DATASET RECORDS:

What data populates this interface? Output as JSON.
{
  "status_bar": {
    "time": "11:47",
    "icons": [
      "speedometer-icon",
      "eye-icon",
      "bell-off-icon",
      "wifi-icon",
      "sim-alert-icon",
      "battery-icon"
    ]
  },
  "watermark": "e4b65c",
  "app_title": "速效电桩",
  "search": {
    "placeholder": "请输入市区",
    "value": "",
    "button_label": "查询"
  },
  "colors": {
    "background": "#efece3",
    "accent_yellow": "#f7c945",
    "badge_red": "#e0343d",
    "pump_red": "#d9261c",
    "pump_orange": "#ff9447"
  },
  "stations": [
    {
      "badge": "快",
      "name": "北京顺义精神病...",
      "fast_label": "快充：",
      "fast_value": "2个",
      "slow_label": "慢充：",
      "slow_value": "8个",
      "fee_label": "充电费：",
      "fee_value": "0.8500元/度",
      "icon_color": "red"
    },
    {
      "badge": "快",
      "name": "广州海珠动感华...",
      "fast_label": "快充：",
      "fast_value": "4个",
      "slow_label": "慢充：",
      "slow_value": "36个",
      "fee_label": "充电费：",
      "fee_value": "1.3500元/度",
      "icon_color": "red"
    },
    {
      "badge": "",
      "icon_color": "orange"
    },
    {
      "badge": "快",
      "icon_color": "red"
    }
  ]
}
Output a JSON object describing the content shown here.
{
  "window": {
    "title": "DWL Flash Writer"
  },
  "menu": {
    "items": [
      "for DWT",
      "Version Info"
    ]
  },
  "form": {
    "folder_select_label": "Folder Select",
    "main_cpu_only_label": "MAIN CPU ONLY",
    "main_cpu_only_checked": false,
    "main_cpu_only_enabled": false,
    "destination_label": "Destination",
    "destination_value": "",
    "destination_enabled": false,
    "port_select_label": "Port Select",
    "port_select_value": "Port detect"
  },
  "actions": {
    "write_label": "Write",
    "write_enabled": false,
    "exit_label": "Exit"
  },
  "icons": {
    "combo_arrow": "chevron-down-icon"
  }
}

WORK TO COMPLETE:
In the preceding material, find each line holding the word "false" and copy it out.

EXERCISE ANSWER:
    "main_cpu_only_checked": false,
    "main_cpu_only_enabled": false,
    "destination_enabled": false,
    "write_enabled": false,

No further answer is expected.